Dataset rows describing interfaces
↓
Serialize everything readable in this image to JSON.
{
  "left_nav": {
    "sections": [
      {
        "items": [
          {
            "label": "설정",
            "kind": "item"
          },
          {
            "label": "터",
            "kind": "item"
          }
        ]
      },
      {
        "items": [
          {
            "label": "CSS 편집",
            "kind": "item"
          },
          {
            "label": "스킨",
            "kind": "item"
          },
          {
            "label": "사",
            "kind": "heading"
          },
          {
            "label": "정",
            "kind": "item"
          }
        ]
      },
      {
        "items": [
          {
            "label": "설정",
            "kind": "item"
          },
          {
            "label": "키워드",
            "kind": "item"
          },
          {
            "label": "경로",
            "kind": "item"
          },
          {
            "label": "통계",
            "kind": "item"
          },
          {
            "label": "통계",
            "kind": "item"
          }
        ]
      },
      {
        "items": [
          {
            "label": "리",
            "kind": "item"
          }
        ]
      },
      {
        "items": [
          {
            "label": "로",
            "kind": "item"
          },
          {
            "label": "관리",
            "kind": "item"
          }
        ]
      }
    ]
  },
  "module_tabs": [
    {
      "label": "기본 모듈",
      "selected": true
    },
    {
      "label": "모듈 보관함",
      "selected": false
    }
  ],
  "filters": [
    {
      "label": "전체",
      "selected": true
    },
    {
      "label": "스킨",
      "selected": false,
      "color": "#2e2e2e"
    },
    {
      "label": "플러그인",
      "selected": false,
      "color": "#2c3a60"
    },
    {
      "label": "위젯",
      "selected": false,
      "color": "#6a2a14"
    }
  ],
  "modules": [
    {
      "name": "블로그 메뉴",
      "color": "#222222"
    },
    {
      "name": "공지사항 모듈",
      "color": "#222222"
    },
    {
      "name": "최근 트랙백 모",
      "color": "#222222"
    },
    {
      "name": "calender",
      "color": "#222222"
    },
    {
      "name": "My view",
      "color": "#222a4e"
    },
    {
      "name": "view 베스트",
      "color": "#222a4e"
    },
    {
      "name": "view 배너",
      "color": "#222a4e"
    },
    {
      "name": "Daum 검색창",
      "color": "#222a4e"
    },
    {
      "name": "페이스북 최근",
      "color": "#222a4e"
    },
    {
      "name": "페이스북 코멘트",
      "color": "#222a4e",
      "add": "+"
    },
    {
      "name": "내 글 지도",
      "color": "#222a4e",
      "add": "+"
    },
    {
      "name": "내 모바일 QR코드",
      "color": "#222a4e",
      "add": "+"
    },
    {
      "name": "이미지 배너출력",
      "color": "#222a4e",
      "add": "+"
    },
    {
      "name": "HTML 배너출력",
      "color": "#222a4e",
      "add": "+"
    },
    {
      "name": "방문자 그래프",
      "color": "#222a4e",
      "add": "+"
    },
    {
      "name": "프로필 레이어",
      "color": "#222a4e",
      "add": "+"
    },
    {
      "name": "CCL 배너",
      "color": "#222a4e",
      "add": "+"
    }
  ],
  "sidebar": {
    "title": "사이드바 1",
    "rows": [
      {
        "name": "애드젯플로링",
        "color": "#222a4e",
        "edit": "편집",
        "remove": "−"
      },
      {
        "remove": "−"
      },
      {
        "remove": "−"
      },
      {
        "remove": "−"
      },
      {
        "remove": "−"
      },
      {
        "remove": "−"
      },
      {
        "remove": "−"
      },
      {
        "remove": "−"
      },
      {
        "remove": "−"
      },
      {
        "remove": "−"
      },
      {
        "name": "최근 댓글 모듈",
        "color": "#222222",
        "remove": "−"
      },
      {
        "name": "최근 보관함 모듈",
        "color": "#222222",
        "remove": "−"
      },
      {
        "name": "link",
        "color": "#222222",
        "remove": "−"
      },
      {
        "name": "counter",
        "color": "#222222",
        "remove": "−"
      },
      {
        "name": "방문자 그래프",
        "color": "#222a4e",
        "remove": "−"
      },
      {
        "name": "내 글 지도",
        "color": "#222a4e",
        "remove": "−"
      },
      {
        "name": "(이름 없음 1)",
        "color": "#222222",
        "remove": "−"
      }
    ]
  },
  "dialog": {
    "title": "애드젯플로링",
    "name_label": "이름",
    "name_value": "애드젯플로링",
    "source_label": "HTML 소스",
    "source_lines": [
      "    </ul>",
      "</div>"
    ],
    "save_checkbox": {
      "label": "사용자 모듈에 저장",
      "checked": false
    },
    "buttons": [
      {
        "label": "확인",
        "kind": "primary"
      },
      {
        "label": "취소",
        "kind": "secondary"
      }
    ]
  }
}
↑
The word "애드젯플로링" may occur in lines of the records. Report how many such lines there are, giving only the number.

3